**YOUR OBJECTIVE**: Every entry must be given again exactly.

───

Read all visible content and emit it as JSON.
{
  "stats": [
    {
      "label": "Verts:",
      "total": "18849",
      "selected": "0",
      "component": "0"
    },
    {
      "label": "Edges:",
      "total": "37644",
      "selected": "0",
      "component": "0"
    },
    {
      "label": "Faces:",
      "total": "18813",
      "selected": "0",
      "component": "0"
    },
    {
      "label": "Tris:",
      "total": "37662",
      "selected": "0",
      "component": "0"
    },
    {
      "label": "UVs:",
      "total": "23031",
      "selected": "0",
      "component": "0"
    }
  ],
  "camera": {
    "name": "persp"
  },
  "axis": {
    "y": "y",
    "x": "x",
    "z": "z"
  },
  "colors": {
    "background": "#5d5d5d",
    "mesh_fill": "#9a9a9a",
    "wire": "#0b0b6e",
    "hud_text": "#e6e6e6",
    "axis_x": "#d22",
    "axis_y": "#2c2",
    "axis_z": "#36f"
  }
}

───

**SOLUTION FOR THIS EXERCISE**:
Read all visible content and emit it as JSON.
{
  "stats": [
    {
      "label": "Verts:",
      "total": "18849",
      "selected": "0",
      "component": "0"
    },
    {
      "label": "Edges:",
      "total": "37644",
      "selected": "0",
      "component": "0"
    },
    {
      "label": "Faces:",
      "total": "18813",
      "selected": "0",
      "component": "0"
    },
    {
      "label": "Tris:",
      "total": "37662",
      "selected": "0",
      "component": "0"
    },
    {
      "label": "UVs:",
      "total": "23031",
      "selected": "0",
      "component": "0"
    }
  ],
  "camera": {
    "name": "persp"
  },
  "axis": {
    "y": "y",
    "x": "x",
    "z": "z"
  },
  "colors": {
    "background": "#5d5d5d",
    "mesh_fill": "#9a9a9a",
    "wire": "#0b0b6e",
    "hud_text": "#e6e6e6",
    "axis_x": "#d22",
    "axis_y": "#2c2",
    "axis_z": "#36f"
  }
}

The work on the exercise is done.